What you will do:
Your answer must be an exact copy of the data below, minus any pictures.

Data listing:
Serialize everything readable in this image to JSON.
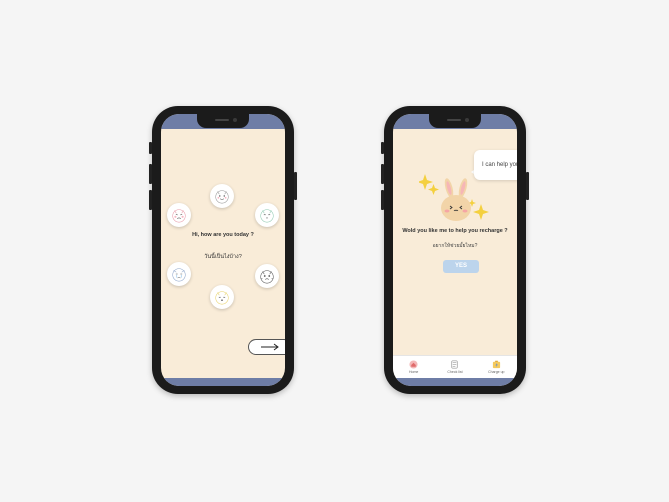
{
  "left_screen": {
    "question_en": "Hi, how are you today ?",
    "question_th": "วันนี้เป็นไงบ้าง?",
    "moods": [
      {
        "name": "happy",
        "icon": "smiling-face-icon"
      },
      {
        "name": "angry",
        "icon": "angry-face-icon"
      },
      {
        "name": "calm",
        "icon": "calm-face-icon"
      },
      {
        "name": "sad",
        "icon": "crying-face-icon"
      },
      {
        "name": "worried",
        "icon": "worried-face-icon"
      },
      {
        "name": "sleepy",
        "icon": "sleepy-face-icon"
      }
    ],
    "next_icon": "arrow-right-icon"
  },
  "right_screen": {
    "bubble_text": "I can help you",
    "question_en": "Wold you like me to help you recharge ?",
    "question_th": "อยากให้ช่วยมั้ยไหม?",
    "yes_label": "YES",
    "tabs": [
      {
        "label": "Home",
        "icon": "home-icon"
      },
      {
        "label": "Check list",
        "icon": "checklist-icon"
      },
      {
        "label": "Charge up",
        "icon": "battery-icon"
      }
    ]
  },
  "colors": {
    "screen_bg": "#f9ecd8",
    "status_bar": "#6e7da6",
    "yes_button": "#bcd4ec",
    "star": "#f4d03f"
  }
}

Response for this exercise:
Serialize everything readable in this image to JSON.
{
  "left_screen": {
    "question_en": "Hi, how are you today ?",
    "question_th": "วันนี้เป็นไงบ้าง?",
    "moods": [
      {
        "name": "happy",
        "icon": "smiling-face-icon"
      },
      {
        "name": "angry",
        "icon": "angry-face-icon"
      },
      {
        "name": "calm",
        "icon": "calm-face-icon"
      },
      {
        "name": "sad",
        "icon": "crying-face-icon"
      },
      {
        "name": "worried",
        "icon": "worried-face-icon"
      },
      {
        "name": "sleepy",
        "icon": "sleepy-face-icon"
      }
    ],
    "next_icon": "arrow-right-icon"
  },
  "right_screen": {
    "bubble_text": "I can help you",
    "question_en": "Wold you like me to help you recharge ?",
    "question_th": "อยากให้ช่วยมั้ยไหม?",
    "yes_label": "YES",
    "tabs": [
      {
        "label": "Home",
        "icon": "home-icon"
      },
      {
        "label": "Check list",
        "icon": "checklist-icon"
      },
      {
        "label": "Charge up",
        "icon": "battery-icon"
      }
    ]
  },
  "colors": {
    "screen_bg": "#f9ecd8",
    "status_bar": "#6e7da6",
    "yes_button": "#bcd4ec",
    "star": "#f4d03f"
  }
}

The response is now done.